Blume, who has seen several of her books challenged over the years, including Forever... and Are You There, God? It's Me, Margaret, criticized the increasing number of attempts to challenge literary materials in schools and public libraries. According to a report from the American Library Association, these attempts reached a record high in 2022.

She argued that today’s efforts to ban books are different from those in the past, citing the enactment of laws that could result in a librarian going to prison for "having pornography on their shelves."

She also referred to politician-led attempts to challenge books as “the real danger.”

Blume commented that although Ronald Reagan's politics may have given courage to the groups that aimed to ban her books—Are You There God? It's Me, Margaret angered conservatives who felt it was inappropriate for girls to read about menstruation—that trend is not comparable to the current state of the issue.

She said:

“It was bad in the ’80s, but it wasn’t coming from the government. Today, there are laws being enacted where a librarian can go to prison if she or he is found guilty of having pornography on their shelves. Try and define pornography today and you’ll find that it’s everything.”

Blume mentioned a favorite picture book of hers called Julián Is a Mermaid by Jessica Love, in which a young boy enjoys dressing up in fancy clothes and has a supportive grandmother who provides him with beads and feathers.

She compared this to Heather Has Two Mommies by Lesléa Newman, a picture book that was widely banned in the 1980s but is now considered important for representing families with same-sex parents.

Blume noted that some legislatures today consider such books pornographic, despite the fact that they are essential for children with non-traditional families to see themselves represented in literature.

She added:

“This is the real danger. That a governor can appoint someone to the legislature who’s thinking this way because he’s thinking this way, and getting laws about this. We should have laws on the other side!"
"That’s why organizations that work to protect the freedom to read widely and freely are so important.”

Blume also expressed her opinion on the recent controversy surrounding the publication of "updated" editions of Roald Dahl's books, such as Charlie and the Chocolate Factory and James and the Giant Peach, by Puffin Books.

While acknowledging that Dahl has been accused of various forms of bigotry, Blume believes that his books should be left untouched and that children still "love them the way he wrote them." She does not agree with the publishers and Dahl's estate revising his works based on current cultural sensitivities.

Many praised Blume for speaking out.

Blume went on to challenge the claim made by Florida Republican Governor Ron DeSantis that efforts to remove books from state classrooms only impact “pornographic and inappropriate” materials.
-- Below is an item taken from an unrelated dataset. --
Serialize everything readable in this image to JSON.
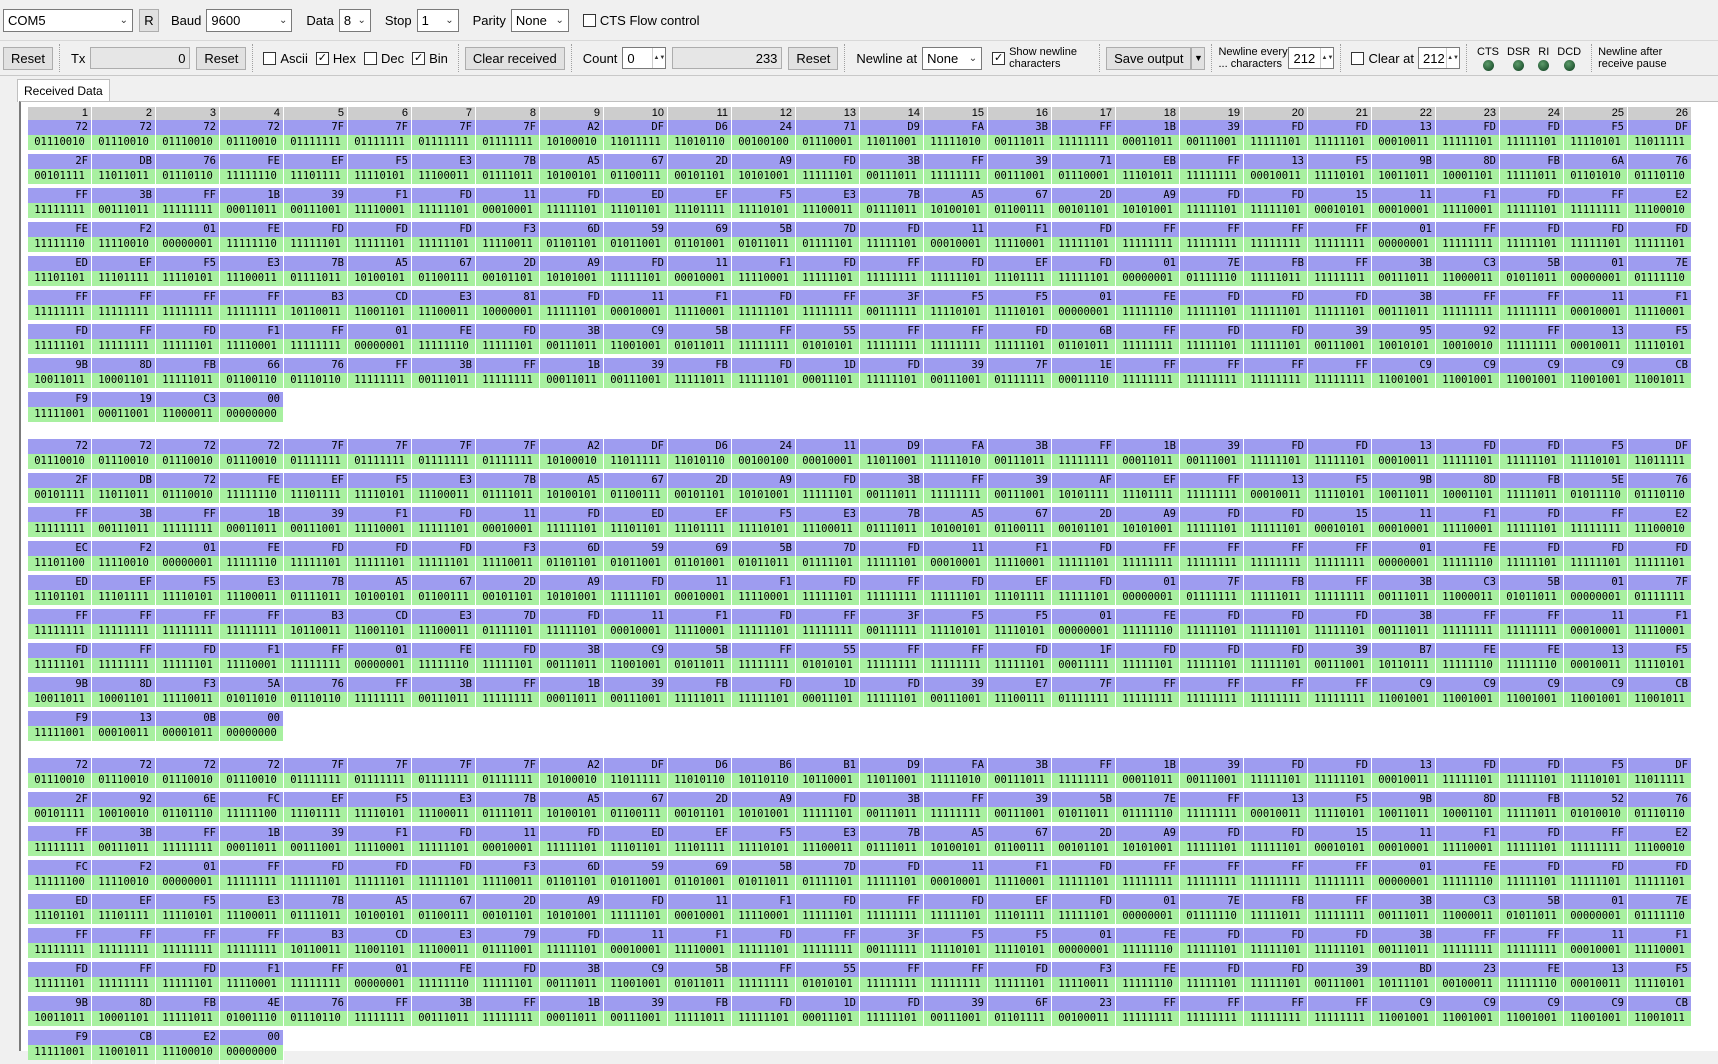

She emphasized protecting children means "educating them and arming them with knowledge," not shielding them from different perspectives and experiences.

She praised books for offering insight into lives other than our own, highlighting the frequently-challenged memoir Gender Queer by Maia Kobabe as a particularly impactful read.

In reading it, she said she "learned a lot, and became even more empathetic," which is "what books are all about."